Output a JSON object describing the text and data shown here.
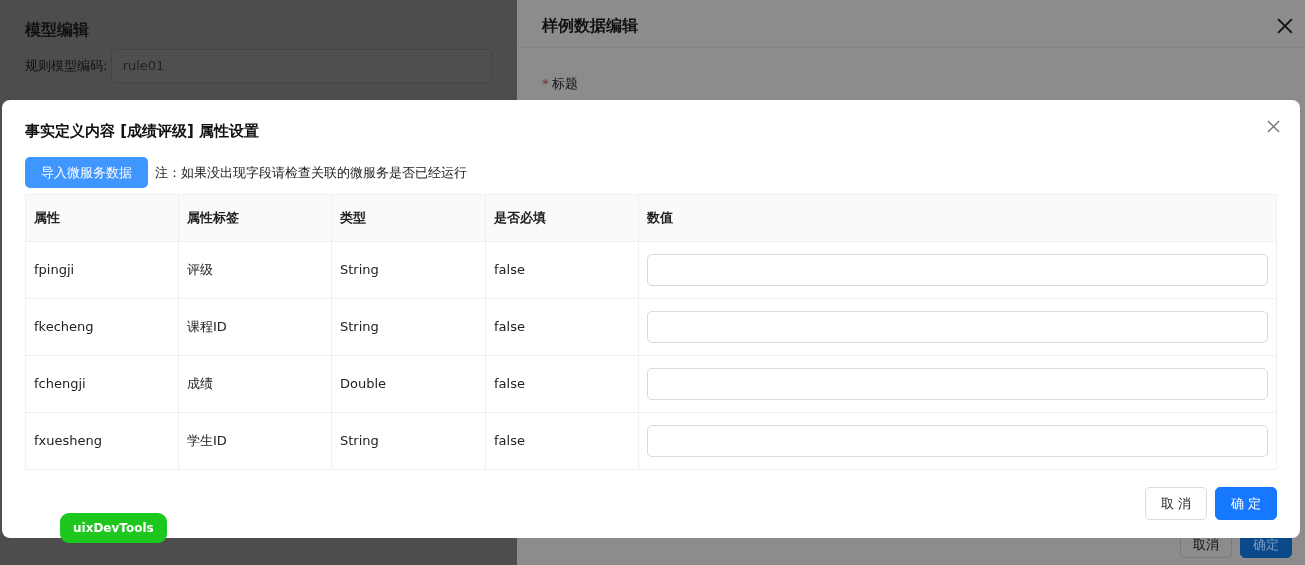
{
  "background_page": {
    "title": "模型编辑",
    "field_label": "规则模型编码:",
    "field_value": "rule01"
  },
  "drawer": {
    "title": "样例数据编辑",
    "required_mark": "*",
    "field_label": "标题",
    "buttons": [
      {
        "label": "取消",
        "kind": "default"
      },
      {
        "label": "确定",
        "kind": "primary"
      }
    ]
  },
  "modal": {
    "title": "事实定义内容 [成绩评级] 属性设置",
    "import_button": "导入微服务数据",
    "note": "注：如果没出现字段请检查关联的微服务是否已经运行",
    "table": {
      "columns": [
        "属性",
        "属性标签",
        "类型",
        "是否必填",
        "数值"
      ],
      "rows": [
        {
          "cells": [
            "fpingji",
            "评级",
            "String",
            "false"
          ]
        },
        {
          "cells": [
            "fkecheng",
            "课程ID",
            "String",
            "false"
          ]
        },
        {
          "cells": [
            "fchengji",
            "成绩",
            "Double",
            "false"
          ]
        },
        {
          "cells": [
            "fxuesheng",
            "学生ID",
            "String",
            "false"
          ]
        }
      ]
    },
    "buttons": [
      {
        "label": "取 消",
        "kind": "default"
      },
      {
        "label": "确 定",
        "kind": "primary"
      }
    ]
  },
  "dev_tools_badge": "uixDevTools"
}
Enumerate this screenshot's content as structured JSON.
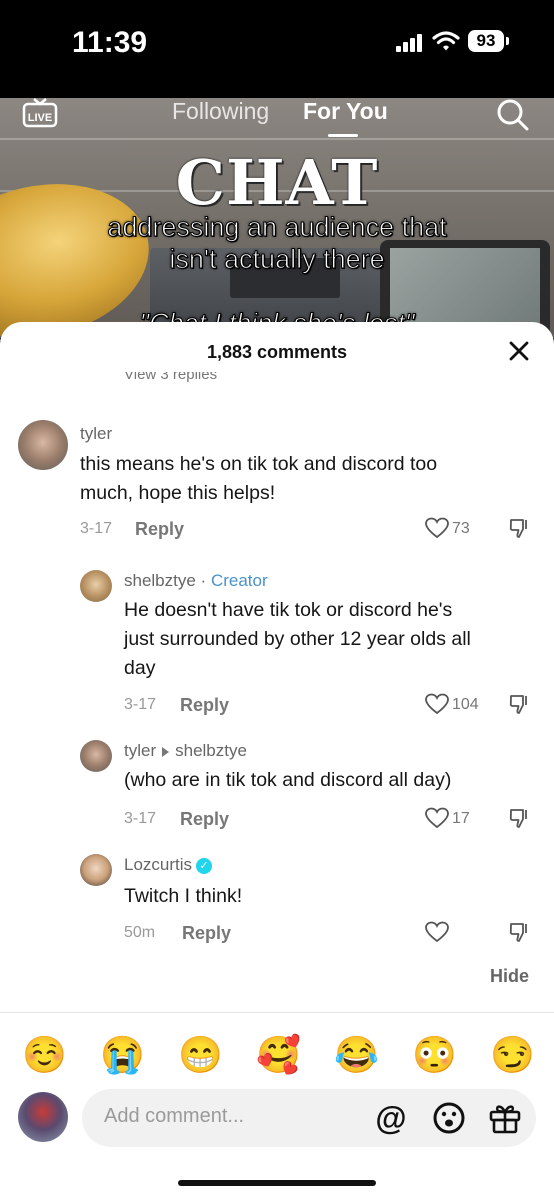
{
  "status_bar": {
    "time": "11:39",
    "battery": "93"
  },
  "video": {
    "tabs": {
      "following": "Following",
      "for_you": "For You"
    },
    "title": "CHAT",
    "caption_line1": "addressing an audience that",
    "caption_line2": "isn't actually there",
    "caption_line3": "\"Chat I think she's lost\""
  },
  "comments_panel": {
    "count_label": "1,883 comments",
    "view_replies": "View 3 replies",
    "comments": [
      {
        "username": "tyler",
        "text_line1": "this means he's on tik tok and discord too",
        "text_line2": "much, hope this helps!",
        "date": "3-17",
        "reply": "Reply",
        "likes": "73"
      },
      {
        "username": "shelbztye",
        "creator_label": "Creator",
        "text_line1": "He doesn't have tik tok or discord he's",
        "text_line2": "just surrounded by other 12 year olds all",
        "text_line3": "day",
        "date": "3-17",
        "reply": "Reply",
        "likes": "104"
      },
      {
        "username": "tyler",
        "reply_to": "shelbztye",
        "text_line1": "(who are in tik tok and discord all day)",
        "date": "3-17",
        "reply": "Reply",
        "likes": "17"
      },
      {
        "username": "Lozcurtis",
        "text_line1": "Twitch I think!",
        "date": "50m",
        "reply": "Reply",
        "likes": ""
      }
    ],
    "hide_label": "Hide"
  },
  "emoji_bar": [
    "☺️",
    "😭",
    "😁",
    "🥰",
    "😂",
    "😳",
    "😏"
  ],
  "composer": {
    "placeholder": "Add comment..."
  },
  "colors": {
    "accent_creator": "#4b93c7",
    "verified": "#20d5ec"
  }
}
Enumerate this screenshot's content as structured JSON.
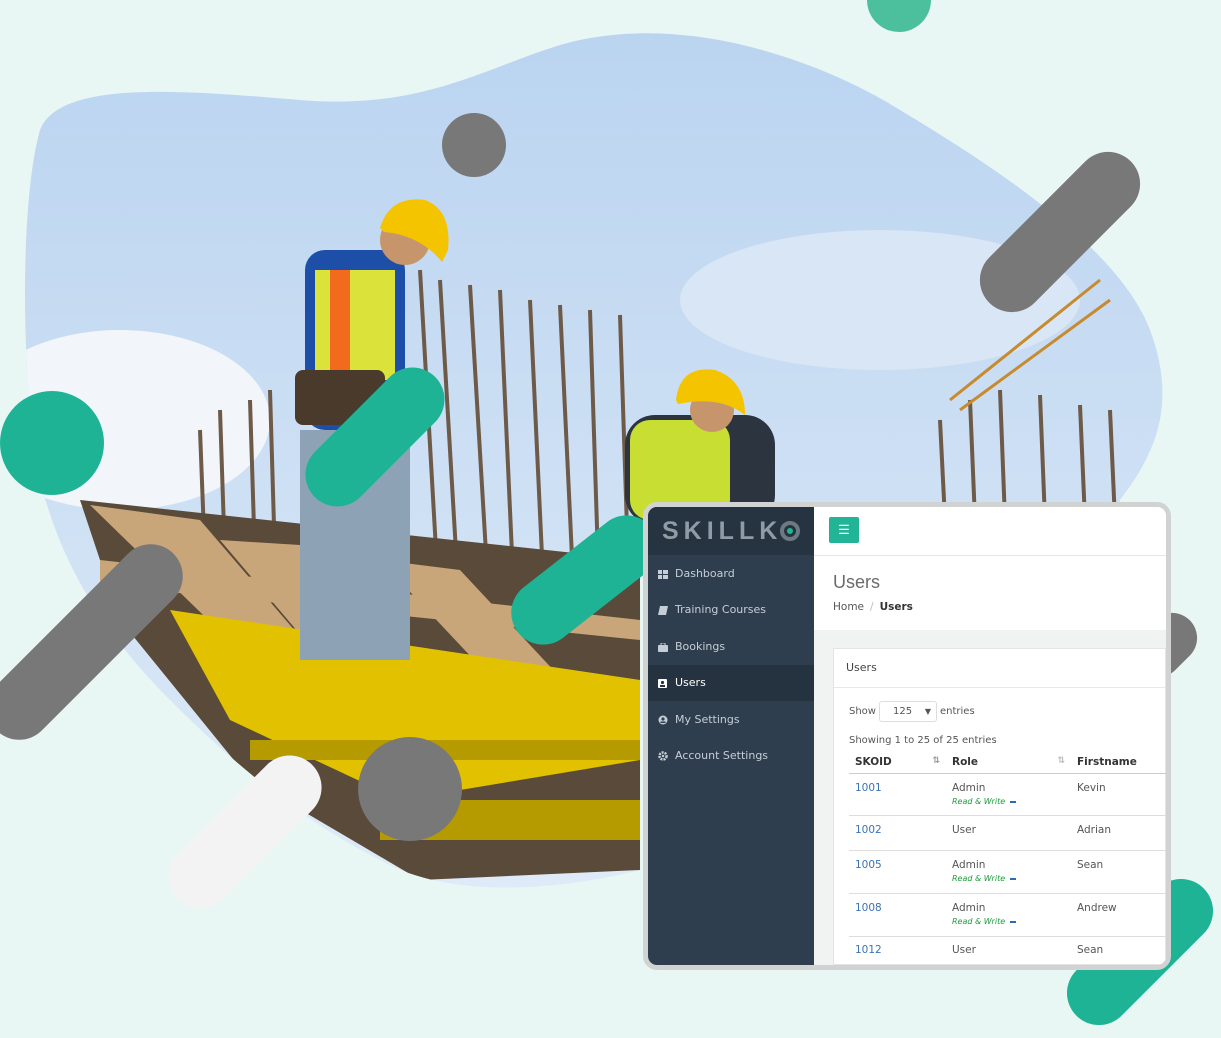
{
  "app": {
    "logo_text": "SKILLK",
    "menu_icon": "hamburger-icon",
    "accent": "#21b496",
    "sidebar_bg": "#2e3e4e"
  },
  "sidebar": {
    "items": [
      {
        "label": "Dashboard",
        "icon": "dashboard-icon"
      },
      {
        "label": "Training Courses",
        "icon": "book-icon"
      },
      {
        "label": "Bookings",
        "icon": "briefcase-icon"
      },
      {
        "label": "Users",
        "icon": "user-icon",
        "active": true
      },
      {
        "label": "My Settings",
        "icon": "user-circle-icon"
      },
      {
        "label": "Account Settings",
        "icon": "gear-icon"
      }
    ]
  },
  "page": {
    "title": "Users",
    "breadcrumb": {
      "home": "Home",
      "sep": "/",
      "current": "Users"
    }
  },
  "card": {
    "title": "Users",
    "show_label": "Show",
    "page_size": "125",
    "entries_label": "entries",
    "info": "Showing 1 to 25 of 25 entries"
  },
  "table": {
    "columns": [
      "SKOID",
      "Role",
      "Firstname"
    ],
    "rows": [
      {
        "id": "1001",
        "role": "Admin",
        "perm": "Read & Write",
        "first": "Kevin"
      },
      {
        "id": "1002",
        "role": "User",
        "perm": "",
        "first": "Adrian"
      },
      {
        "id": "1005",
        "role": "Admin",
        "perm": "Read & Write",
        "first": "Sean"
      },
      {
        "id": "1008",
        "role": "Admin",
        "perm": "Read & Write",
        "first": "Andrew"
      },
      {
        "id": "1012",
        "role": "User",
        "perm": "",
        "first": "Sean"
      }
    ]
  }
}
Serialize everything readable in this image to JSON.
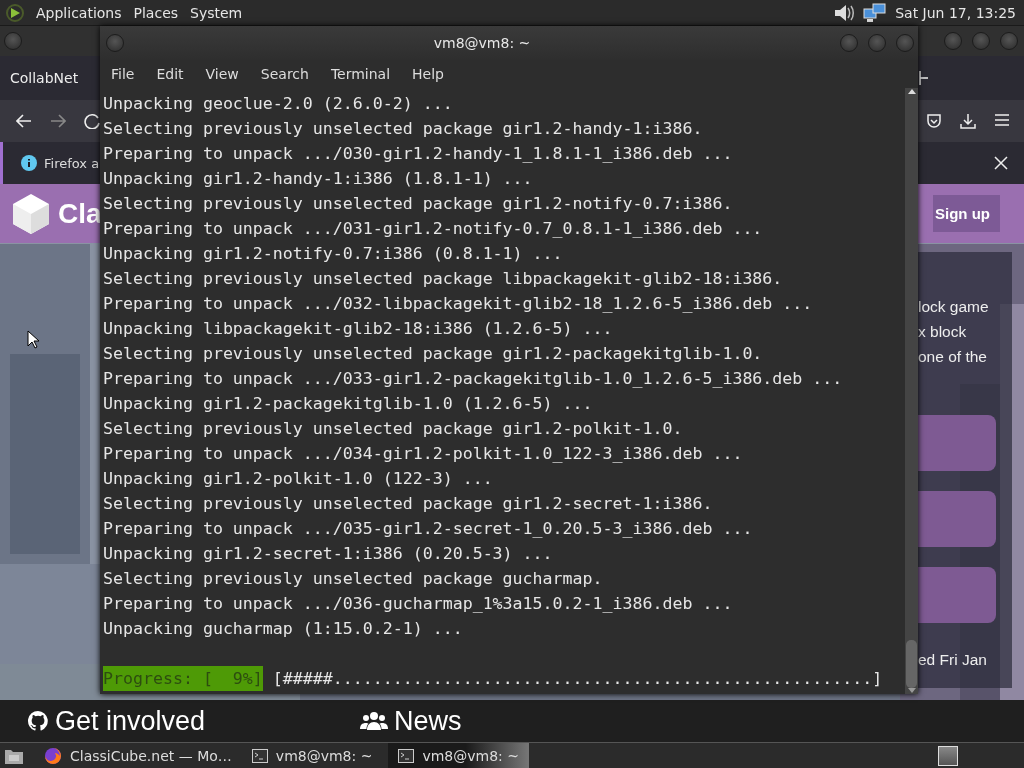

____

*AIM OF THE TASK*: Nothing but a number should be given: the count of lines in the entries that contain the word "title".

*FINISHED TASK*: 6